“That child had every right to be where he was,” said the attorney. “That child had every right to be afraid of a strange man following him. … Did that child not have the right to defend himself from that strange man?”
Although 17-year-old Kyle Rittenhouse had every right to be where he was on that fateful night in Kenosha and had every right to defend himself from the strange man/men following him, he was not the “child” spoken of above.
No, the attorney in question was John Guy, a Florida state prosecutor, and the child he spoke of was 17-year-old Trayvon Martin.
“Child” Trayvon was a half-foot taller than either Rittenhouse or the man he savagely attacked in February 2012, George Zimmerman. Had a desperate Zimmerman not shot and killed his attacker, Trayvon would surely have been arrested.
And yet the media and the state prosecutors consistently portrayed Martin, an aspiring MMA fighter, as a boy or a child.
Al Sharpton saw an “American paradox” in that “we can put a black man in the White House but we can’t walk a black child through a gated area in Sanford, Florida.”
Among the numerous charges the state levied against Zimmerman was the “non-enumerated felony” of “child abuse.”

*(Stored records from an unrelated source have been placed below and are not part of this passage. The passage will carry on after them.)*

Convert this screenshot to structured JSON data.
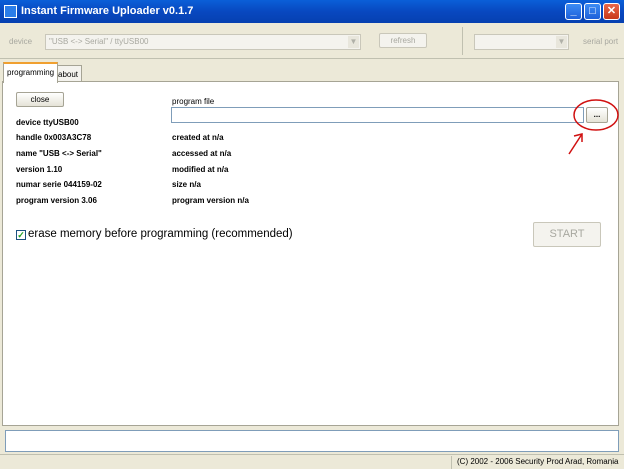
{
  "window": {
    "title": "Instant Firmware Uploader v0.1.7",
    "accent": "#0A5FD8"
  },
  "toolbar": {
    "device_label": "device",
    "device_combo_value": "\"USB <-> Serial\" / ttyUSB00",
    "refresh_label": "refresh",
    "serial_port_combo_value": "",
    "serial_port_label": "serial port"
  },
  "tabs": [
    {
      "label": "programming",
      "active": true
    },
    {
      "label": "about",
      "active": false
    }
  ],
  "device_info": {
    "close_label": "close",
    "lines": [
      "device ttyUSB00",
      "handle 0x003A3C78",
      "name \"USB <-> Serial\"",
      "version 1.10",
      "numar serie 044159-02",
      "program version 3.06"
    ]
  },
  "program_file": {
    "label": "program file",
    "value": "",
    "browse_label": "...",
    "info": [
      "created at n/a",
      "accessed at n/a",
      "modified at n/a",
      "size n/a",
      "program version n/a"
    ]
  },
  "erase": {
    "label": "erase memory before programming (recommended)",
    "checked": true
  },
  "start_label": "START",
  "annotation_color": "#D01010",
  "status_text": "",
  "footer": "(C) 2002 - 2006 Security Prod Arad, Romania"
}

Then, of course, there was the ultimate authority on semantics, the New Black Panther Party, which offered a $10,000 bounty for the capture of “child killer” George Zimmerman.